__Work instructions__: Every line containing the string "reviews" is to be copied from the records.

[Data shown Boundary: Start]

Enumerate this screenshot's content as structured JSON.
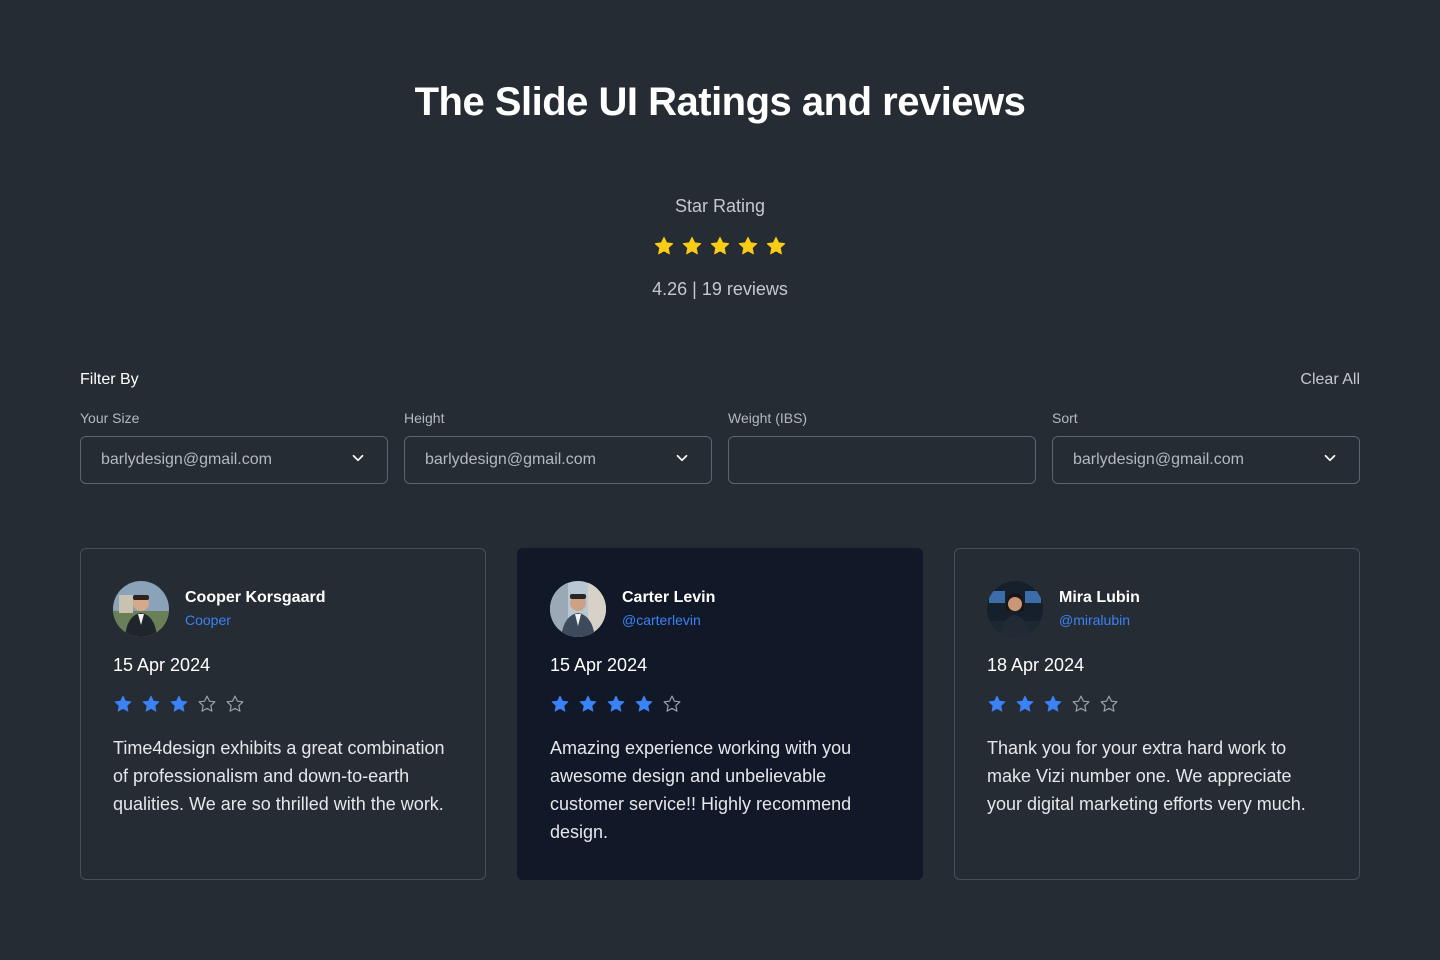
{
  "header": {
    "title": "The Slide UI Ratings and reviews",
    "rating_label": "Star Rating",
    "rating_stars": 5,
    "rating_summary": "4.26 | 19 reviews",
    "star_color": "#facc15"
  },
  "filters": {
    "title": "Filter By",
    "clear_all": "Clear All",
    "items": [
      {
        "label": "Your Size",
        "value": "barlydesign@gmail.com",
        "icon": "chevron-down-icon"
      },
      {
        "label": "Height",
        "value": "barlydesign@gmail.com",
        "icon": "chevron-down-icon"
      },
      {
        "label": "Weight (IBS)",
        "value": ""
      },
      {
        "label": "Sort",
        "value": "barlydesign@gmail.com",
        "icon": "chevron-down-icon"
      }
    ]
  },
  "reviews": [
    {
      "name": "Cooper Korsgaard",
      "handle": "Cooper",
      "date": "15 Apr 2024",
      "rating": 3,
      "text": "Time4design exhibits a great combination of professionalism and down-to-earth qualities. We are so thrilled with the work."
    },
    {
      "name": "Carter Levin",
      "handle": "@carterlevin",
      "date": "15 Apr 2024",
      "rating": 4,
      "text": "Amazing experience working with you awesome design and unbelievable customer service!! Highly recommend design."
    },
    {
      "name": "Mira Lubin",
      "handle": "@miralubin",
      "date": "18 Apr 2024",
      "rating": 3,
      "text": "Thank you for your extra hard work to make Vizi number one. We appreciate your digital marketing efforts very much."
    }
  ],
  "colors": {
    "background": "#262c33",
    "highlight_card": "#111827",
    "review_star": "#3b82f6",
    "handle": "#3b82f6"
  }
}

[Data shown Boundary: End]

__Finished exercise__:
    "title": "The Slide UI Ratings and reviews",
    "rating_summary": "4.26 | 19 reviews",
  "reviews": [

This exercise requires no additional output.